Last but not least, a major source of motivation comes of course from my fundraising. I’m now within £35 of my £500 target, which is immensely humbling. I have always candidly admitted that I would be running Manchester even if I weren’t fundraising, yet life has gone and added a little poignancy to my efforts. This is not my story to tell or my grief to share: suffice to say that someone I know has recently lost their son, their very young son. We should not have to bury our children, yet that is what she will have to do on Thursday. She wasn’t from Sheffield, though it’s from Sheffield that I know her. I’m fundraising for Sheffield’s Children’s Hospital Charity, because of personal links to the Hospital and of course the City. But Sheffield has no monopoly over the sadness I feel upon hearing such stories. And I plead guilty to having thought about my friend on recent runs, of the unfair hand life has dealt her and her husband, and of finding myself converting that feeling of injustice into an extra spring in my step at times.

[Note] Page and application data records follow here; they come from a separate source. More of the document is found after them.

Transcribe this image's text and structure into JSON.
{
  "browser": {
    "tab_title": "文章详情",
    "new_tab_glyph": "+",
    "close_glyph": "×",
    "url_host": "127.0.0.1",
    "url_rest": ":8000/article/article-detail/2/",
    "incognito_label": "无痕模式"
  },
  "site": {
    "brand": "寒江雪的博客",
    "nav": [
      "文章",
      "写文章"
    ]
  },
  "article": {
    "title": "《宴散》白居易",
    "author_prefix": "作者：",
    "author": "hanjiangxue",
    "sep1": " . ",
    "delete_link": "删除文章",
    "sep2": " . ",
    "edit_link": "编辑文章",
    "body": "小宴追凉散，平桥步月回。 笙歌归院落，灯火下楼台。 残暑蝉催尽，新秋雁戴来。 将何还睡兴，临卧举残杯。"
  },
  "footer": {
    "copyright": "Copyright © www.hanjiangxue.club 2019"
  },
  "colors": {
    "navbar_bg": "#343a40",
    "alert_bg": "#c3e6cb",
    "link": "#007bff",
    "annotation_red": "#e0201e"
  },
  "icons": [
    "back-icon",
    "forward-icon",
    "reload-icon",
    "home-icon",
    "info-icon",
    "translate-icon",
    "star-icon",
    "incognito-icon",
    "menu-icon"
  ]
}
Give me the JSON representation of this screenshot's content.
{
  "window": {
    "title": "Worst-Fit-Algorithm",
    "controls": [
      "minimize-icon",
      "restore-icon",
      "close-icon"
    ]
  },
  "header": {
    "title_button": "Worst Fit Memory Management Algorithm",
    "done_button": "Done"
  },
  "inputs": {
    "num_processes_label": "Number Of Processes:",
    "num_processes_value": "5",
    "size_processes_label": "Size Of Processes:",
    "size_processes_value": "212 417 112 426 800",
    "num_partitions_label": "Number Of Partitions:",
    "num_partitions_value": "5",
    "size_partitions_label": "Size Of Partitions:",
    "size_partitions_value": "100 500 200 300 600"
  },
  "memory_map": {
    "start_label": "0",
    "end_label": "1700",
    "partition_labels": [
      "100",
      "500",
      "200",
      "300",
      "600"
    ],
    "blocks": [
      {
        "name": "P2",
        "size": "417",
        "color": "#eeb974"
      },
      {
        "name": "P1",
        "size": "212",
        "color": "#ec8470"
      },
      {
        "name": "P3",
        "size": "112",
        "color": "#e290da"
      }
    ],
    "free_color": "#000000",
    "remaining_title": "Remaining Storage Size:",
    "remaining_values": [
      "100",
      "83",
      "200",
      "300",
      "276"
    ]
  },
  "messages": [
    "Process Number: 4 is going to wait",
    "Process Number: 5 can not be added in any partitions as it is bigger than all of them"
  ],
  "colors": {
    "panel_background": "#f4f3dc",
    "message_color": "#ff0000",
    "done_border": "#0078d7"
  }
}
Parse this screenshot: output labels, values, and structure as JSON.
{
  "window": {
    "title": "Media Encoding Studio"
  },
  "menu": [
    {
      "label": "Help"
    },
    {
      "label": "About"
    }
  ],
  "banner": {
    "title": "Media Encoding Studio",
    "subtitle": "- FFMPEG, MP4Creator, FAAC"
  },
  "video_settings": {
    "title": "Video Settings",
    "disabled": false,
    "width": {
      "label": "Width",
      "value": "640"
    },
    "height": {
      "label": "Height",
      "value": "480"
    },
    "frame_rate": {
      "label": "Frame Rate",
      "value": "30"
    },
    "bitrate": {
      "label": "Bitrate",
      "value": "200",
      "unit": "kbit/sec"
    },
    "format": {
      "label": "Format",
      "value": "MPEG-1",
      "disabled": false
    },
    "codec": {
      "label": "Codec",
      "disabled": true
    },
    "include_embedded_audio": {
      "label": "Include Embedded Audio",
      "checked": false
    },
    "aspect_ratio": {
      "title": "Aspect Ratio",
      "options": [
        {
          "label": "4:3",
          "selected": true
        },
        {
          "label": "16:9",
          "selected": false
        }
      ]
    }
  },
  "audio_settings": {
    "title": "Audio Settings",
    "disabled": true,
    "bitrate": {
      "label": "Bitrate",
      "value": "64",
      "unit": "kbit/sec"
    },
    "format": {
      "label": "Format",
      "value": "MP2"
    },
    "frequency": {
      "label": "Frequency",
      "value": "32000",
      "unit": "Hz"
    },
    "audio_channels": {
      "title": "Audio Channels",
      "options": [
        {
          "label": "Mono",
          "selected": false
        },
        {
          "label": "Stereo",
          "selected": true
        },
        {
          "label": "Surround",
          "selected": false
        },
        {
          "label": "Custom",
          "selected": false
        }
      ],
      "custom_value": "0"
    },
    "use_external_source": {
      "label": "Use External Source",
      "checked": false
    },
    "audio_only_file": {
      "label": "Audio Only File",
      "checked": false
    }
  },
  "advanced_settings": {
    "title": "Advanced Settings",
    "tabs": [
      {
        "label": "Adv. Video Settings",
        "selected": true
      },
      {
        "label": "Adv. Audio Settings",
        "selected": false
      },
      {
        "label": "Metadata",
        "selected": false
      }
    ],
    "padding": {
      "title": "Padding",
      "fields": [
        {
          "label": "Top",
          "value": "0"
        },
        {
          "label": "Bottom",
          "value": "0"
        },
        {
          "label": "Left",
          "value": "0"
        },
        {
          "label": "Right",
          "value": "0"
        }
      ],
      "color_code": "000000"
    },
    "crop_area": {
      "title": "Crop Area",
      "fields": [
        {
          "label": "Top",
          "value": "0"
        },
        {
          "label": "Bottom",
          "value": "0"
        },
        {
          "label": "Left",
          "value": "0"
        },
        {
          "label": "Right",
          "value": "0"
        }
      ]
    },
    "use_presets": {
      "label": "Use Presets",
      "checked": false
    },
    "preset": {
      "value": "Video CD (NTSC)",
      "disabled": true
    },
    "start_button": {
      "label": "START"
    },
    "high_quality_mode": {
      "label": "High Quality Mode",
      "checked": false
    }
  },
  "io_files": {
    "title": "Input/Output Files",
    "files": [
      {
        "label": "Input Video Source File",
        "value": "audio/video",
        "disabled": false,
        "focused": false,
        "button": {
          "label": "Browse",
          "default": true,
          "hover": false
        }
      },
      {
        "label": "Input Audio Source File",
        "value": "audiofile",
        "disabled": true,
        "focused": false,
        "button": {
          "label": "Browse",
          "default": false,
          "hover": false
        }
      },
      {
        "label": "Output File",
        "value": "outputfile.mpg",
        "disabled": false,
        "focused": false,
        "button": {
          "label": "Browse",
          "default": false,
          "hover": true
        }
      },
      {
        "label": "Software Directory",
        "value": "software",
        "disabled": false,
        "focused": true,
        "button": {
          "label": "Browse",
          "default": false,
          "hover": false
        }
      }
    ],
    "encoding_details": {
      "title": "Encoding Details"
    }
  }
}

Anger and sadness pull at our heartstrings in a way that can motivate us in a sporting context, as we turn to sport to “do something” when there is very little that we can do. If April 28 turns out anything like my previous races, I will think about my brothers in the final hour or so ahead of the start, when I will fight back a tear or two, then during the race, when they will lift me during the harder bits, and finally when I cross that line, when I will feel we did it together and will raise my eyes to the sky, to them. But now I expect I will also think about a young man I never met, whose mother for that matter I’ve not seen since graduating in 1998, but with whom I’ve kept in touch courtesy of modern technology. A mother who, around a year ago, suggested we try to meet up, kids an’all… we never did and now my chance to meet that young man has gone forever. My chance to honour his memory alongside my brothers’, alongside the streets of Manchester… well, that’s 33 days away.